Saturday, December 15, 2007

Stomping the Blues

(I earlier posted this, with some small revisions, over at Clusterflock)

A Christmas story:

This past Wednesday, I received a call from the current occupant of my former apartment about a mysterious package addressed to that apartment delivered via UPS . . .

As many of you know, I'm enrolled in the Witness Protection Program under false pretenses--I'm in hiding from my creditors and I just made up my Mob connections to facilitate said hiding; so far, the Feds are none the wiser, so don't rat me out to them--and feared that I'd been found out, that contained in said package would be something like a horse's head (apparently, some of that made-up stuff has been pretty accurate; the Feds haven't yet told me to fend for myself, after all), or yet more overdue bills, or some other form of bigger-than-a-mail-box bad news requiring a large brown truck to deliver it.

Anyway, the current occupant said he sent the package over to the complex's office, so the next morning I went over to pick it up. It contained a book: Albert Murray's classic work Stomping the Blues, a work that literally less than a week ago I had added to my Amazon Wish List (hint, hint, Flockers (and visitors to this blog) with disposable income). From my brother.

I'll let you write your own narratives, but the blurb for that narrative is that my brother and I have never been especially close, though that state of affairs has improved some of late. You also need to know that he is in the Army Reserve and is presently serving in what is euphemistically called Kurdish-controlled northern Iraq: "Kurdistan"--The Other Iraq--is an official no-no, you know. But you get the idea: he is safe(r) there but still has Things To Do. He's been there since February and has been told (we'll see) that he'll be coming back this coming February.

And yet, he somehow has the time (and inclination) not only to learn that I have an Amazon Wish List but order me something from it. Embarrassing (because I'm nowhere near financially able to reciprocate) and humbling (see above), let me tell you.

And the kicker: the packing slip enclosed says this was a partial order. More is on the way.

"Stomping the Blues," indeed: what a wonderful surprise. Those blues weren't stomped, though, without my feeling a pretty strong twinge of guilt over years of less-than-brotherly behavior.

Christmas is not traditionally figured as a season of atonement, but Advent is a time of preparation--in its own way, a time to get right with God. So: I have some Things to Do, too.


R. Sherman said...

I'm glad your brother is well.
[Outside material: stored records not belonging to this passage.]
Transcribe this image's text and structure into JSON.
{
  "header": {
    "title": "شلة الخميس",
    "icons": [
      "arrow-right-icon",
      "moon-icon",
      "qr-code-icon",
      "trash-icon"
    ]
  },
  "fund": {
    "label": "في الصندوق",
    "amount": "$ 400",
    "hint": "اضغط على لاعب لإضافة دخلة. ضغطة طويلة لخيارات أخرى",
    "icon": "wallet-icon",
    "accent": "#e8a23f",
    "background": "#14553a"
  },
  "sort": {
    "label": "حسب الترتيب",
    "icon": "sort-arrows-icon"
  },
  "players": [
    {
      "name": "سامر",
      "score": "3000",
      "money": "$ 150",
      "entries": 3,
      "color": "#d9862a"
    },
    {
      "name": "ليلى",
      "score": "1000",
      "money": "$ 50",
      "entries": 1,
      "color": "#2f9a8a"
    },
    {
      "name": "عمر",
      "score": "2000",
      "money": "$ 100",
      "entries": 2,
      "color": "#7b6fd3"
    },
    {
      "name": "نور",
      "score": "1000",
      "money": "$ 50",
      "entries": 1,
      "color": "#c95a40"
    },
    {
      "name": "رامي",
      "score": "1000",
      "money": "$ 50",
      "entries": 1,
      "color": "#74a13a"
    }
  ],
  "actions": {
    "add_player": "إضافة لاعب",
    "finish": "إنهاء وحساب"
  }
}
I hope the two of you can spend some time together, when he returns.

Our best to him and his comrades.


Anonymous said...

I'm sure he got great pleasure in finding and sending something you'll love. What a wonderful gift for him as well!

And if I had to guess, I would say that "financial reciprocation" probably isn't what he's looking for...

Ariel said...

All my best to you, your brother, and the Things To Do you both have on your hands, respectively.